### WHAT YOU NEED TO DO
Each record that follows is to be reproduced character for character, pictures excepted.

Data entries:
________________________________________

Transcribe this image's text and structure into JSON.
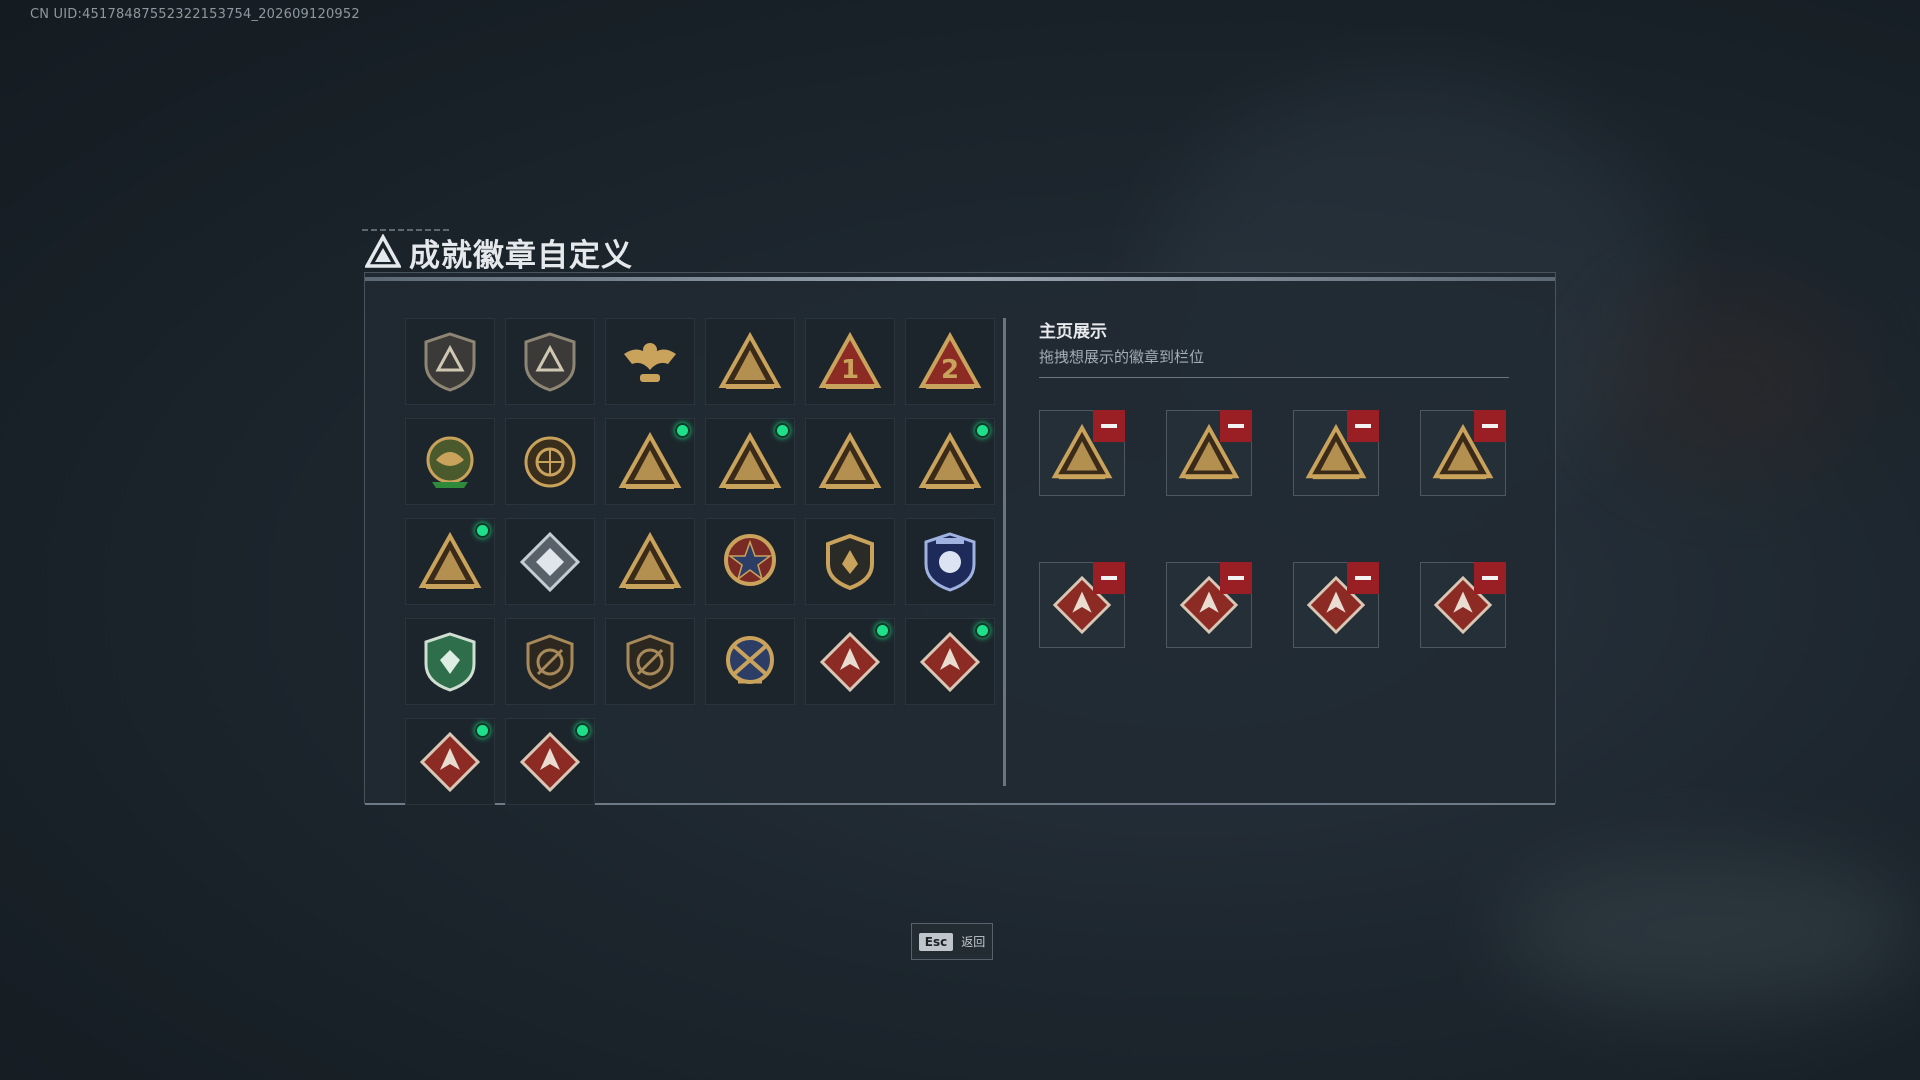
{
  "uid_text": "CN UID:451784875523221537​54_202609120952",
  "title": "成就徽章自定义",
  "showcase": {
    "title": "主页展示",
    "subtitle": "拖拽想展示的徽章到栏位"
  },
  "badges": [
    {
      "icon": "delta-shield-badge-icon",
      "style": "shield-dark",
      "new": false
    },
    {
      "icon": "helicopter-shield-badge-icon",
      "style": "shield-dark",
      "new": false
    },
    {
      "icon": "eagle-badge-icon",
      "style": "eagle",
      "new": false
    },
    {
      "icon": "tent-triangle-badge-icon",
      "style": "tri-gold",
      "new": false
    },
    {
      "icon": "rank-1-triangle-badge-icon",
      "style": "tri-red",
      "label": "1",
      "new": false
    },
    {
      "icon": "rank-2-triangle-badge-icon",
      "style": "tri-red",
      "label": "2",
      "new": false
    },
    {
      "icon": "dragon-emblem-badge-icon",
      "style": "emblem-green",
      "new": false
    },
    {
      "icon": "globe-emblem-badge-icon",
      "style": "emblem-gold",
      "new": false
    },
    {
      "icon": "soldier-triangle-badge-icon",
      "style": "tri-gold",
      "new": true
    },
    {
      "icon": "hexagon-triangle-badge-icon",
      "style": "tri-gold",
      "new": true
    },
    {
      "icon": "squad-triangle-badge-icon",
      "style": "tri-gold",
      "new": false
    },
    {
      "icon": "rocket-triangle-badge-icon",
      "style": "tri-gold",
      "new": true
    },
    {
      "icon": "wave-triangle-badge-icon",
      "style": "tri-gold",
      "new": true
    },
    {
      "icon": "silver-diamond-badge-icon",
      "style": "diamond-silver",
      "new": false
    },
    {
      "icon": "extinguisher-triangle-badge-icon",
      "style": "tri-gold",
      "new": false
    },
    {
      "icon": "star-medal-badge-icon",
      "style": "medal-star",
      "new": false
    },
    {
      "icon": "crest-shield-badge-icon",
      "style": "shield-gold",
      "new": false
    },
    {
      "icon": "blue-police-badge-icon",
      "style": "shield-blue",
      "new": false
    },
    {
      "icon": "green-shield-badge-icon",
      "style": "shield-green",
      "new": false
    },
    {
      "icon": "rifle-shield-badge-icon",
      "style": "shield-bronze",
      "new": false
    },
    {
      "icon": "rifle-shield-alt-badge-icon",
      "style": "shield-bronze",
      "new": false
    },
    {
      "icon": "crossed-medal-badge-icon",
      "style": "medal-cross",
      "new": false
    },
    {
      "icon": "wolf-diamond-badge-icon",
      "style": "diamond-red",
      "new": true
    },
    {
      "icon": "dragon-diamond-badge-icon",
      "style": "diamond-red",
      "new": true
    },
    {
      "icon": "runner-diamond-badge-icon",
      "style": "diamond-red",
      "new": true
    },
    {
      "icon": "wrench-diamond-badge-icon",
      "style": "diamond-red",
      "new": true
    }
  ],
  "slots": [
    {
      "icon": "rocket-triangle-badge-icon",
      "style": "tri-gold"
    },
    {
      "icon": "soldier-triangle-badge-icon",
      "style": "tri-gold"
    },
    {
      "icon": "wave-triangle-badge-icon",
      "style": "tri-gold"
    },
    {
      "icon": "hexagon-triangle-badge-icon",
      "style": "tri-gold"
    },
    {
      "icon": "wrench-diamond-badge-icon",
      "style": "diamond-red"
    },
    {
      "icon": "wolf-diamond-badge-icon",
      "style": "diamond-red"
    },
    {
      "icon": "dragon-diamond-badge-icon",
      "style": "diamond-red"
    },
    {
      "icon": "runner-diamond-badge-icon",
      "style": "diamond-red"
    }
  ],
  "esc": {
    "key": "Esc",
    "label": "返回"
  },
  "colors": {
    "gold": "#c9a25b",
    "red": "#8c2a24",
    "new_dot": "#1fe08a",
    "remove": "#9a1f25"
  }
}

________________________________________

### TASK ANSWER
Transcribe this image's text and structure into JSON.
{
  "uid_text": "CN UID:451784875523221537​54_202609120952",
  "title": "成就徽章自定义",
  "showcase": {
    "title": "主页展示",
    "subtitle": "拖拽想展示的徽章到栏位"
  },
  "badges": [
    {
      "icon": "delta-shield-badge-icon",
      "style": "shield-dark",
      "new": false
    },
    {
      "icon": "helicopter-shield-badge-icon",
      "style": "shield-dark",
      "new": false
    },
    {
      "icon": "eagle-badge-icon",
      "style": "eagle",
      "new": false
    },
    {
      "icon": "tent-triangle-badge-icon",
      "style": "tri-gold",
      "new": false
    },
    {
      "icon": "rank-1-triangle-badge-icon",
      "style": "tri-red",
      "label": "1",
      "new": false
    },
    {
      "icon": "rank-2-triangle-badge-icon",
      "style": "tri-red",
      "label": "2",
      "new": false
    },
    {
      "icon": "dragon-emblem-badge-icon",
      "style": "emblem-green",
      "new": false
    },
    {
      "icon": "globe-emblem-badge-icon",
      "style": "emblem-gold",
      "new": false
    },
    {
      "icon": "soldier-triangle-badge-icon",
      "style": "tri-gold",
      "new": true
    },
    {
      "icon": "hexagon-triangle-badge-icon",
      "style": "tri-gold",
      "new": true
    },
    {
      "icon": "squad-triangle-badge-icon",
      "style": "tri-gold",
      "new": false
    },
    {
      "icon": "rocket-triangle-badge-icon",
      "style": "tri-gold",
      "new": true
    },
    {
      "icon": "wave-triangle-badge-icon",
      "style": "tri-gold",
      "new": true
    },
    {
      "icon": "silver-diamond-badge-icon",
      "style": "diamond-silver",
      "new": false
    },
    {
      "icon": "extinguisher-triangle-badge-icon",
      "style": "tri-gold",
      "new": false
    },
    {
      "icon": "star-medal-badge-icon",
      "style": "medal-star",
      "new": false
    },
    {
      "icon": "crest-shield-badge-icon",
      "style": "shield-gold",
      "new": false
    },
    {
      "icon": "blue-police-badge-icon",
      "style": "shield-blue",
      "new": false
    },
    {
      "icon": "green-shield-badge-icon",
      "style": "shield-green",
      "new": false
    },
    {
      "icon": "rifle-shield-badge-icon",
      "style": "shield-bronze",
      "new": false
    },
    {
      "icon": "rifle-shield-alt-badge-icon",
      "style": "shield-bronze",
      "new": false
    },
    {
      "icon": "crossed-medal-badge-icon",
      "style": "medal-cross",
      "new": false
    },
    {
      "icon": "wolf-diamond-badge-icon",
      "style": "diamond-red",
      "new": true
    },
    {
      "icon": "dragon-diamond-badge-icon",
      "style": "diamond-red",
      "new": true
    },
    {
      "icon": "runner-diamond-badge-icon",
      "style": "diamond-red",
      "new": true
    },
    {
      "icon": "wrench-diamond-badge-icon",
      "style": "diamond-red",
      "new": true
    }
  ],
  "slots": [
    {
      "icon": "rocket-triangle-badge-icon",
      "style": "tri-gold"
    },
    {
      "icon": "soldier-triangle-badge-icon",
      "style": "tri-gold"
    },
    {
      "icon": "wave-triangle-badge-icon",
      "style": "tri-gold"
    },
    {
      "icon": "hexagon-triangle-badge-icon",
      "style": "tri-gold"
    },
    {
      "icon": "wrench-diamond-badge-icon",
      "style": "diamond-red"
    },
    {
      "icon": "wolf-diamond-badge-icon",
      "style": "diamond-red"
    },
    {
      "icon": "dragon-diamond-badge-icon",
      "style": "diamond-red"
    },
    {
      "icon": "runner-diamond-badge-icon",
      "style": "diamond-red"
    }
  ],
  "esc": {
    "key": "Esc",
    "label": "返回"
  },
  "colors": {
    "gold": "#c9a25b",
    "red": "#8c2a24",
    "new_dot": "#1fe08a",
    "remove": "#9a1f25"
  }
}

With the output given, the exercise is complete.